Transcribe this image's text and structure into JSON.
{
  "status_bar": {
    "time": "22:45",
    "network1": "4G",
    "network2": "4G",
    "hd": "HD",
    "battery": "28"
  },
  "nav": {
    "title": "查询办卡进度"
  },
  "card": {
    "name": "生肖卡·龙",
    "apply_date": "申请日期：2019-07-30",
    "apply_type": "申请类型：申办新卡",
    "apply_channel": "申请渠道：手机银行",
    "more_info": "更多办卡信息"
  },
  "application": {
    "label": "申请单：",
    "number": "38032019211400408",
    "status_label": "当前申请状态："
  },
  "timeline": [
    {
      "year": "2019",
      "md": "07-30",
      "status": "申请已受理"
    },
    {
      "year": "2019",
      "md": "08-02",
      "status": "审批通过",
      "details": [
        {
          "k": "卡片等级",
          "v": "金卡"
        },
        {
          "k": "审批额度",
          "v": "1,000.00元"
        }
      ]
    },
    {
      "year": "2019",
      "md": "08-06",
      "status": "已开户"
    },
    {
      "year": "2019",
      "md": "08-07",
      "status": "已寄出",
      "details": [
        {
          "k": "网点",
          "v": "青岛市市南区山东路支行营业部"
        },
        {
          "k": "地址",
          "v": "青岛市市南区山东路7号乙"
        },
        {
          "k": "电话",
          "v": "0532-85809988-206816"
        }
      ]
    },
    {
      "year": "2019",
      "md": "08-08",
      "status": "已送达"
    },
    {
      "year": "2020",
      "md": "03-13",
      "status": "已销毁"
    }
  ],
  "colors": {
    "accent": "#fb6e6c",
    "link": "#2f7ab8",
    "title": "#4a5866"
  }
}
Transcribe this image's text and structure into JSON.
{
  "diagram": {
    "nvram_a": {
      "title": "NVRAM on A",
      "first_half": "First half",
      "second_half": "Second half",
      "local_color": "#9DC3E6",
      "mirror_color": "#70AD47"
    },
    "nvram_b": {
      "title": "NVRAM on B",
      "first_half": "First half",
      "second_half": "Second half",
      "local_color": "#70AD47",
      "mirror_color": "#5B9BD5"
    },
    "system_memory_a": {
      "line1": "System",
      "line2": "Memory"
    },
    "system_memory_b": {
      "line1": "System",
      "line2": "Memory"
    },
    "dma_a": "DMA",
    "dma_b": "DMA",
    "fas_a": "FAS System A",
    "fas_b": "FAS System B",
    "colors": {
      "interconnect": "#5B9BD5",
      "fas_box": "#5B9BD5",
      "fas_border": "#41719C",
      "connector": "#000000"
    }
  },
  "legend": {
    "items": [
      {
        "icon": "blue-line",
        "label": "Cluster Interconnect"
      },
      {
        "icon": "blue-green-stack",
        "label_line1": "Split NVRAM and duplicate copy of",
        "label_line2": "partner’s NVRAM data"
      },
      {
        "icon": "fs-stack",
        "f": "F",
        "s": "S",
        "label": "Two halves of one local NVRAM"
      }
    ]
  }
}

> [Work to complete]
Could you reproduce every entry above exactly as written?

> [Answer box]
Transcribe this image's text and structure into JSON.
{
  "status_bar": {
    "time": "22:45",
    "network1": "4G",
    "network2": "4G",
    "hd": "HD",
    "battery": "28"
  },
  "nav": {
    "title": "查询办卡进度"
  },
  "card": {
    "name": "生肖卡·龙",
    "apply_date": "申请日期：2019-07-30",
    "apply_type": "申请类型：申办新卡",
    "apply_channel": "申请渠道：手机银行",
    "more_info": "更多办卡信息"
  },
  "application": {
    "label": "申请单：",
    "number": "38032019211400408",
    "status_label": "当前申请状态："
  },
  "timeline": [
    {
      "year": "2019",
      "md": "07-30",
      "status": "申请已受理"
    },
    {
      "year": "2019",
      "md": "08-02",
      "status": "审批通过",
      "details": [
        {
          "k": "卡片等级",
          "v": "金卡"
        },
        {
          "k": "审批额度",
          "v": "1,000.00元"
        }
      ]
    },
    {
      "year": "2019",
      "md": "08-06",
      "status": "已开户"
    },
    {
      "year": "2019",
      "md": "08-07",
      "status": "已寄出",
      "details": [
        {
          "k": "网点",
          "v": "青岛市市南区山东路支行营业部"
        },
        {
          "k": "地址",
          "v": "青岛市市南区山东路7号乙"
        },
        {
          "k": "电话",
          "v": "0532-85809988-206816"
        }
      ]
    },
    {
      "year": "2019",
      "md": "08-08",
      "status": "已送达"
    },
    {
      "year": "2020",
      "md": "03-13",
      "status": "已销毁"
    }
  ],
  "colors": {
    "accent": "#fb6e6c",
    "link": "#2f7ab8",
    "title": "#4a5866"
  }
}
Transcribe this image's text and structure into JSON.
{
  "diagram": {
    "nvram_a": {
      "title": "NVRAM on A",
      "first_half": "First half",
      "second_half": "Second half",
      "local_color": "#9DC3E6",
      "mirror_color": "#70AD47"
    },
    "nvram_b": {
      "title": "NVRAM on B",
      "first_half": "First half",
      "second_half": "Second half",
      "local_color": "#70AD47",
      "mirror_color": "#5B9BD5"
    },
    "system_memory_a": {
      "line1": "System",
      "line2": "Memory"
    },
    "system_memory_b": {
      "line1": "System",
      "line2": "Memory"
    },
    "dma_a": "DMA",
    "dma_b": "DMA",
    "fas_a": "FAS System A",
    "fas_b": "FAS System B",
    "colors": {
      "interconnect": "#5B9BD5",
      "fas_box": "#5B9BD5",
      "fas_border": "#41719C",
      "connector": "#000000"
    }
  },
  "legend": {
    "items": [
      {
        "icon": "blue-line",
        "label": "Cluster Interconnect"
      },
      {
        "icon": "blue-green-stack",
        "label_line1": "Split NVRAM and duplicate copy of",
        "label_line2": "partner’s NVRAM data"
      },
      {
        "icon": "fs-stack",
        "f": "F",
        "s": "S",
        "label": "Two halves of one local NVRAM"
      }
    ]
  }
}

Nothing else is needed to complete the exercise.